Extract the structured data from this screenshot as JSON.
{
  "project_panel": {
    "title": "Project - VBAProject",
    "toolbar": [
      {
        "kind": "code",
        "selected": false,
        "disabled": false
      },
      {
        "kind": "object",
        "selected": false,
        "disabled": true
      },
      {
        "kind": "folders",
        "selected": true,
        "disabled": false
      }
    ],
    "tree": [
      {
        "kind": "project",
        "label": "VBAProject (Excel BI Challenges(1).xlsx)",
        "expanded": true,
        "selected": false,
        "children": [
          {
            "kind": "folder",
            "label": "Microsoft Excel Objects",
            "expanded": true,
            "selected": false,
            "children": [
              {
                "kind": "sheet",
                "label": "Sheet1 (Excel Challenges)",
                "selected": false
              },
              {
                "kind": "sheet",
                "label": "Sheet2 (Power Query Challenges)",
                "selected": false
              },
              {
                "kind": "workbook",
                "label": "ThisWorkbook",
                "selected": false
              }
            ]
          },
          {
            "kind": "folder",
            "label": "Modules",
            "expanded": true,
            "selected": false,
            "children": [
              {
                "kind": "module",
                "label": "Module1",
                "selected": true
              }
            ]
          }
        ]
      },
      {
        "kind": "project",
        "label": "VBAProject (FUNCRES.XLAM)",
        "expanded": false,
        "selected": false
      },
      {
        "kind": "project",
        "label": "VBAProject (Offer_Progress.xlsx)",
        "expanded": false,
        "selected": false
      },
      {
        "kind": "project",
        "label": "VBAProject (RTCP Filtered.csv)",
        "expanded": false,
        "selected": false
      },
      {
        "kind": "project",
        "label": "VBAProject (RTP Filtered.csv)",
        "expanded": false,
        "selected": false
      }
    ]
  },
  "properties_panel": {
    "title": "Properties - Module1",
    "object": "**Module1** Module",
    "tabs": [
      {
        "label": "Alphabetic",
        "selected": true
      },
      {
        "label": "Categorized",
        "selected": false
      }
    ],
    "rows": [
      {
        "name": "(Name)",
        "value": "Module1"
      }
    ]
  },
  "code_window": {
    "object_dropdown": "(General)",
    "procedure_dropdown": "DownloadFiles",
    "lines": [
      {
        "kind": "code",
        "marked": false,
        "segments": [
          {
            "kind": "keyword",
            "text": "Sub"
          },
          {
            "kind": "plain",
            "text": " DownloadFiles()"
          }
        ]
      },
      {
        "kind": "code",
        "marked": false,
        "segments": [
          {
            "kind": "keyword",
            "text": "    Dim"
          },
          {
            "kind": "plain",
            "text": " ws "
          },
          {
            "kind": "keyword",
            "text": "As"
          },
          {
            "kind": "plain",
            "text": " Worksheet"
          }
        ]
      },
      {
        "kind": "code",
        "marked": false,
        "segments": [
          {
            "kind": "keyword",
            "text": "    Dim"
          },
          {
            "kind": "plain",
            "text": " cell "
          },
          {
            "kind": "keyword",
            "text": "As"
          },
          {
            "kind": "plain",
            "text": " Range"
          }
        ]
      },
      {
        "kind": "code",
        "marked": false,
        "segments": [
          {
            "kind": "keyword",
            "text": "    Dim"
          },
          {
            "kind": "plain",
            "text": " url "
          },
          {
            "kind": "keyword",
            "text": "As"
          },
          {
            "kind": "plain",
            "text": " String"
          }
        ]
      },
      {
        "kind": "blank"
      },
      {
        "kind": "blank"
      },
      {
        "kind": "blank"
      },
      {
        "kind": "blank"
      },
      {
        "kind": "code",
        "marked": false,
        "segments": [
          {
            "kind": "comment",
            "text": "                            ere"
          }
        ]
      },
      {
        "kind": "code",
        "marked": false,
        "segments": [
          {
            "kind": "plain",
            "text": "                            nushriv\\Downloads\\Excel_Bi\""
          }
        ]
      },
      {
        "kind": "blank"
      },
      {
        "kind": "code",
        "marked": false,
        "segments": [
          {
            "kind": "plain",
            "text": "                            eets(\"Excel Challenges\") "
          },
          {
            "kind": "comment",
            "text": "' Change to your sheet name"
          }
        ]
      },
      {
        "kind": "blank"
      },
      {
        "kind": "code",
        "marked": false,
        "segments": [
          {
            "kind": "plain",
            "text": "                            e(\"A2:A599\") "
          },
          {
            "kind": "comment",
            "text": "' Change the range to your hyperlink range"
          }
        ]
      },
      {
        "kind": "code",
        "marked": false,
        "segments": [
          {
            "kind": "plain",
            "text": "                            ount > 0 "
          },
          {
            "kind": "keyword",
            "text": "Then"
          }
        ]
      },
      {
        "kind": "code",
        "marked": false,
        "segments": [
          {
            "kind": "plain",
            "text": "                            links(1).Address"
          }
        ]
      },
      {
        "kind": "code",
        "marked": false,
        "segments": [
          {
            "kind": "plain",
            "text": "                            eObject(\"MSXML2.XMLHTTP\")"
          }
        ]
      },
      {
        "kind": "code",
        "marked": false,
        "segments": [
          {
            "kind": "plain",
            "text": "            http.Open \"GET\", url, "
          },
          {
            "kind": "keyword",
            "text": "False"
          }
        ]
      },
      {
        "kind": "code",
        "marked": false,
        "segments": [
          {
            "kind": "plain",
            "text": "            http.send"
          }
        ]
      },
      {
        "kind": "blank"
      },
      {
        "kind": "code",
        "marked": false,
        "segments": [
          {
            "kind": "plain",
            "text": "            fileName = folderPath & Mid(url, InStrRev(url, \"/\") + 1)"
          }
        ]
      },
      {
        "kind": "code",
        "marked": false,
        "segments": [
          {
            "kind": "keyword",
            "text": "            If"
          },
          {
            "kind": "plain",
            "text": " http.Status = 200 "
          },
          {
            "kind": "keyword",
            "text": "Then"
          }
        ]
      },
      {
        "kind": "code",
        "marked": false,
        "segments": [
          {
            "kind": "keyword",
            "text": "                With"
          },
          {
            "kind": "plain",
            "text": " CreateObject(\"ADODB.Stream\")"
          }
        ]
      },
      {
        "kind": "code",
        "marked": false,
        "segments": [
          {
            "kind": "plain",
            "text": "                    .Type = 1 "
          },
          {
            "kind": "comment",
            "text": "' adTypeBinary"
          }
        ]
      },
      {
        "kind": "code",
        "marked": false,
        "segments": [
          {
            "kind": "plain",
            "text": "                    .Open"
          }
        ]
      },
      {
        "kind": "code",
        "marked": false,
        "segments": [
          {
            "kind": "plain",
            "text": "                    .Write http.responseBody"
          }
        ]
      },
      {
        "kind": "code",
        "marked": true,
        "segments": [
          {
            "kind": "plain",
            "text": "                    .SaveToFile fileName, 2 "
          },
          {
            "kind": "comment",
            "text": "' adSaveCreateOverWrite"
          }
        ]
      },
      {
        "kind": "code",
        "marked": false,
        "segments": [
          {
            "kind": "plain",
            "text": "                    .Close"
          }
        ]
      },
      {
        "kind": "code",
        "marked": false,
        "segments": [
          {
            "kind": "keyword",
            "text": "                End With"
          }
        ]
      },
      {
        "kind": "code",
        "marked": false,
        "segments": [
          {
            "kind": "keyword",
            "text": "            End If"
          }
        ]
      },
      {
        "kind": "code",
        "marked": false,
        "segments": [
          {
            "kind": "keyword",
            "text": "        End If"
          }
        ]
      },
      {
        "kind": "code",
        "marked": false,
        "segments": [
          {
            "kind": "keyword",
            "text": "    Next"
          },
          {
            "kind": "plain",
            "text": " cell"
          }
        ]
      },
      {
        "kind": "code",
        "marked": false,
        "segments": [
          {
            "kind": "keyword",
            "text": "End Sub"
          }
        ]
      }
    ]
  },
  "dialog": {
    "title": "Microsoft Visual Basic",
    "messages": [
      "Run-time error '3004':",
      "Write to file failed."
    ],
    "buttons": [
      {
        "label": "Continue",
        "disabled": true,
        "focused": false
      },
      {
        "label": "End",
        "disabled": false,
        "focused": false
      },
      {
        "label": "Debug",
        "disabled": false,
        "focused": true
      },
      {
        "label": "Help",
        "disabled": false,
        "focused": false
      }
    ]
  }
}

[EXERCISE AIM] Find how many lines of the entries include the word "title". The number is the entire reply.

[FINISHED EXERCISE] 3